— WHAT YOU SHOULD DO —
An image-free reproduction of the data below is needed: print it exactly.

— RECORDS FOR THE EXERCISE —
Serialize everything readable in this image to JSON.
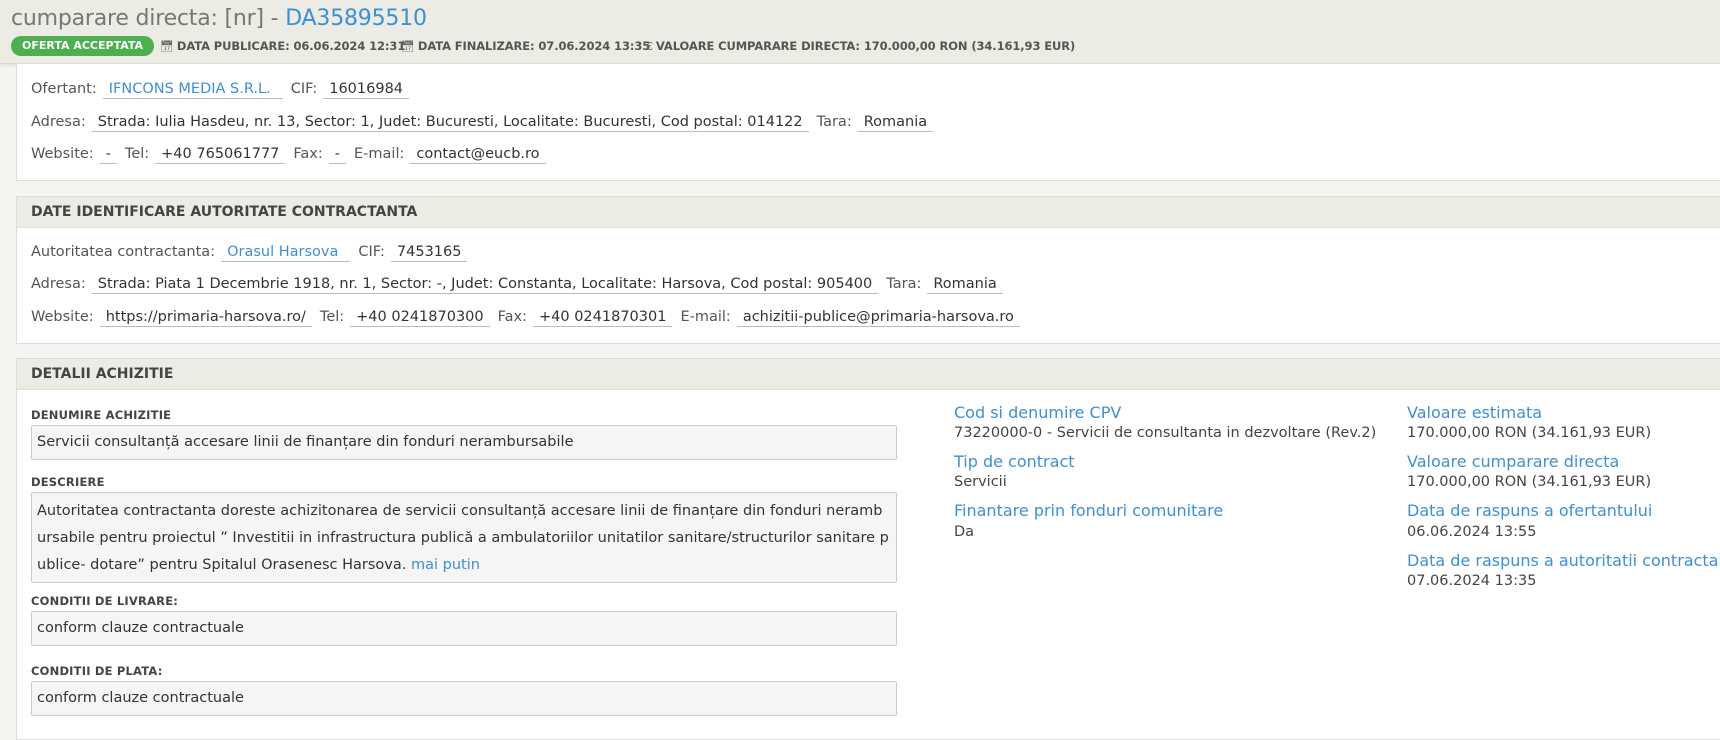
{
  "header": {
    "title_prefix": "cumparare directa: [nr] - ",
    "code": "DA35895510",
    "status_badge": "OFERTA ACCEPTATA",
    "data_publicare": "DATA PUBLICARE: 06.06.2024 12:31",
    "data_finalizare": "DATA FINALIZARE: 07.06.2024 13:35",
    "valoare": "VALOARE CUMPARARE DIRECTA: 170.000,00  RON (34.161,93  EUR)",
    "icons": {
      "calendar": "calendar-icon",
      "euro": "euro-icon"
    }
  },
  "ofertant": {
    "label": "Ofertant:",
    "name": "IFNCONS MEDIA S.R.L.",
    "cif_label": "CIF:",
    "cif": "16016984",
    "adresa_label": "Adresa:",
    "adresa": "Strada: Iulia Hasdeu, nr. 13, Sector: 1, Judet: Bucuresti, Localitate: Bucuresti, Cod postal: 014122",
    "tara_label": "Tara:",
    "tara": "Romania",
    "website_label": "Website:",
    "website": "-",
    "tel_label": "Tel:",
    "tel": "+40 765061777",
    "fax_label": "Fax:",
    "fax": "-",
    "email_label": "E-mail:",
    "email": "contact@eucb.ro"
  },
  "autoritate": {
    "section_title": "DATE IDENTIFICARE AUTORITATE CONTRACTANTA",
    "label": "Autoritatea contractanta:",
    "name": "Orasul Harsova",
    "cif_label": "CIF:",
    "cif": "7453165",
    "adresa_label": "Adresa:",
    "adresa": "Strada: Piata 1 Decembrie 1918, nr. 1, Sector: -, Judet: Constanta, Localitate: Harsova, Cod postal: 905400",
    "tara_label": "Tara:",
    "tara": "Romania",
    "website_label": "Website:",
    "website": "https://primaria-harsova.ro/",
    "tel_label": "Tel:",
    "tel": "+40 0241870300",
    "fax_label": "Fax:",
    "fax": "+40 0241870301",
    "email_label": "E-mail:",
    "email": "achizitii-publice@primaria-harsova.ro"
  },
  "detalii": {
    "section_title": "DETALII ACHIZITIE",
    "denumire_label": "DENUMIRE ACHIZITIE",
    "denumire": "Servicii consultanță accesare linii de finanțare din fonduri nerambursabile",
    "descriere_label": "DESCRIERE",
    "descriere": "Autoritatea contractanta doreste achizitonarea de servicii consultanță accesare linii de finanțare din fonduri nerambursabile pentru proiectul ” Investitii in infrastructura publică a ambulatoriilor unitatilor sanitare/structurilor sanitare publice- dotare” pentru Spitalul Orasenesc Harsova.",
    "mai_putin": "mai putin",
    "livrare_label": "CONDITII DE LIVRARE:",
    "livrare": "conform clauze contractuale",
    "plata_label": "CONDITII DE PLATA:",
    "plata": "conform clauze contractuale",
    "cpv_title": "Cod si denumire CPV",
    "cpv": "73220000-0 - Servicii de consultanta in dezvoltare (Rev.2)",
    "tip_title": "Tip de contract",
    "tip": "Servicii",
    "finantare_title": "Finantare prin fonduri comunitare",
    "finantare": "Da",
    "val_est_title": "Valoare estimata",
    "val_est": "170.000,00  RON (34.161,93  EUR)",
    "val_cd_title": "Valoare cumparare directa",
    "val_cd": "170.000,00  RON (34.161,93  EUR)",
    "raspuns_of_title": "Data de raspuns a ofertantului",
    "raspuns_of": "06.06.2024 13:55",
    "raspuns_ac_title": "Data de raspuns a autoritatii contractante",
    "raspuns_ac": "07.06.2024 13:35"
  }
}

— PROBLEM SOLUTION —
Serialize everything readable in this image to JSON.
{
  "header": {
    "title_prefix": "cumparare directa: [nr] - ",
    "code": "DA35895510",
    "status_badge": "OFERTA ACCEPTATA",
    "data_publicare": "DATA PUBLICARE: 06.06.2024 12:31",
    "data_finalizare": "DATA FINALIZARE: 07.06.2024 13:35",
    "valoare": "VALOARE CUMPARARE DIRECTA: 170.000,00  RON (34.161,93  EUR)",
    "icons": {
      "calendar": "calendar-icon",
      "euro": "euro-icon"
    }
  },
  "ofertant": {
    "label": "Ofertant:",
    "name": "IFNCONS MEDIA S.R.L.",
    "cif_label": "CIF:",
    "cif": "16016984",
    "adresa_label": "Adresa:",
    "adresa": "Strada: Iulia Hasdeu, nr. 13, Sector: 1, Judet: Bucuresti, Localitate: Bucuresti, Cod postal: 014122",
    "tara_label": "Tara:",
    "tara": "Romania",
    "website_label": "Website:",
    "website": "-",
    "tel_label": "Tel:",
    "tel": "+40 765061777",
    "fax_label": "Fax:",
    "fax": "-",
    "email_label": "E-mail:",
    "email": "contact@eucb.ro"
  },
  "autoritate": {
    "section_title": "DATE IDENTIFICARE AUTORITATE CONTRACTANTA",
    "label": "Autoritatea contractanta:",
    "name": "Orasul Harsova",
    "cif_label": "CIF:",
    "cif": "7453165",
    "adresa_label": "Adresa:",
    "adresa": "Strada: Piata 1 Decembrie 1918, nr. 1, Sector: -, Judet: Constanta, Localitate: Harsova, Cod postal: 905400",
    "tara_label": "Tara:",
    "tara": "Romania",
    "website_label": "Website:",
    "website": "https://primaria-harsova.ro/",
    "tel_label": "Tel:",
    "tel": "+40 0241870300",
    "fax_label": "Fax:",
    "fax": "+40 0241870301",
    "email_label": "E-mail:",
    "email": "achizitii-publice@primaria-harsova.ro"
  },
  "detalii": {
    "section_title": "DETALII ACHIZITIE",
    "denumire_label": "DENUMIRE ACHIZITIE",
    "denumire": "Servicii consultanță accesare linii de finanțare din fonduri nerambursabile",
    "descriere_label": "DESCRIERE",
    "descriere": "Autoritatea contractanta doreste achizitonarea de servicii consultanță accesare linii de finanțare din fonduri nerambursabile pentru proiectul ” Investitii in infrastructura publică a ambulatoriilor unitatilor sanitare/structurilor sanitare publice- dotare” pentru Spitalul Orasenesc Harsova.",
    "mai_putin": "mai putin",
    "livrare_label": "CONDITII DE LIVRARE:",
    "livrare": "conform clauze contractuale",
    "plata_label": "CONDITII DE PLATA:",
    "plata": "conform clauze contractuale",
    "cpv_title": "Cod si denumire CPV",
    "cpv": "73220000-0 - Servicii de consultanta in dezvoltare (Rev.2)",
    "tip_title": "Tip de contract",
    "tip": "Servicii",
    "finantare_title": "Finantare prin fonduri comunitare",
    "finantare": "Da",
    "val_est_title": "Valoare estimata",
    "val_est": "170.000,00  RON (34.161,93  EUR)",
    "val_cd_title": "Valoare cumparare directa",
    "val_cd": "170.000,00  RON (34.161,93  EUR)",
    "raspuns_of_title": "Data de raspuns a ofertantului",
    "raspuns_of": "06.06.2024 13:55",
    "raspuns_ac_title": "Data de raspuns a autoritatii contractante",
    "raspuns_ac": "07.06.2024 13:35"
  }
}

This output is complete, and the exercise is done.